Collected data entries
________________
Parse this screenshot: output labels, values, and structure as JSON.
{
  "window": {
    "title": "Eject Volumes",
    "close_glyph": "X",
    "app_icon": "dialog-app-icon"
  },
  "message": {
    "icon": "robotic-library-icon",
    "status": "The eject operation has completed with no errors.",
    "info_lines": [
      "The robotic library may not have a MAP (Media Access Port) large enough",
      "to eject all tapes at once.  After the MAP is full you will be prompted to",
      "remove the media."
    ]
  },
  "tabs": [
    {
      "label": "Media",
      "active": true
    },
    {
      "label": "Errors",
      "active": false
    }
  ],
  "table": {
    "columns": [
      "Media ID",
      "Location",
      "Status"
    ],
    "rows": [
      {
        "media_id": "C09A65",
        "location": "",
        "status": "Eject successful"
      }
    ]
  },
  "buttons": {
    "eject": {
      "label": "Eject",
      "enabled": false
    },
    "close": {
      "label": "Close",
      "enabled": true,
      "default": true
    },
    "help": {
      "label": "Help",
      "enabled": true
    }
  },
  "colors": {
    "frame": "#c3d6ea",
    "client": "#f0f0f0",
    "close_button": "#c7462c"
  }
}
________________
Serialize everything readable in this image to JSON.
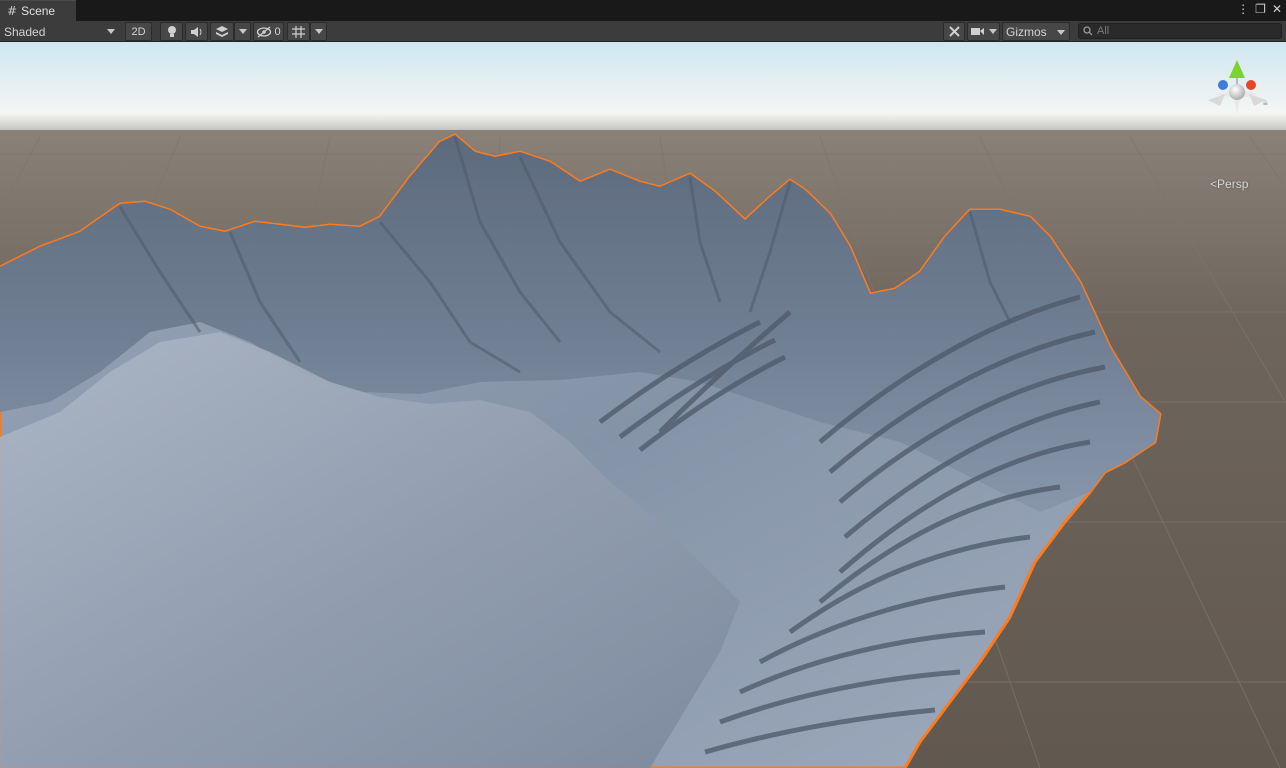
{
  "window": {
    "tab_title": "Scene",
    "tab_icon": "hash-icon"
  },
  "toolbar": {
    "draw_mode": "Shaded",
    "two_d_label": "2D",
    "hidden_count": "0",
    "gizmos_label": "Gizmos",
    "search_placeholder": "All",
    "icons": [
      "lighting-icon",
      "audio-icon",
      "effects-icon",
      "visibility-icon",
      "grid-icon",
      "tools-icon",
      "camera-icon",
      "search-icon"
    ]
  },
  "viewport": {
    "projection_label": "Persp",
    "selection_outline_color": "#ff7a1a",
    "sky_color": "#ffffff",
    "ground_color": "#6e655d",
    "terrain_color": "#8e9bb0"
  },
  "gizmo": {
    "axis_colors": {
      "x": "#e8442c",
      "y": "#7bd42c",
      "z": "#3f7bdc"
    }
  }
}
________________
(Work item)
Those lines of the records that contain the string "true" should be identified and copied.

(Exercise output)
      "active": true
      "enabled": true,
      "default": true
      "enabled": true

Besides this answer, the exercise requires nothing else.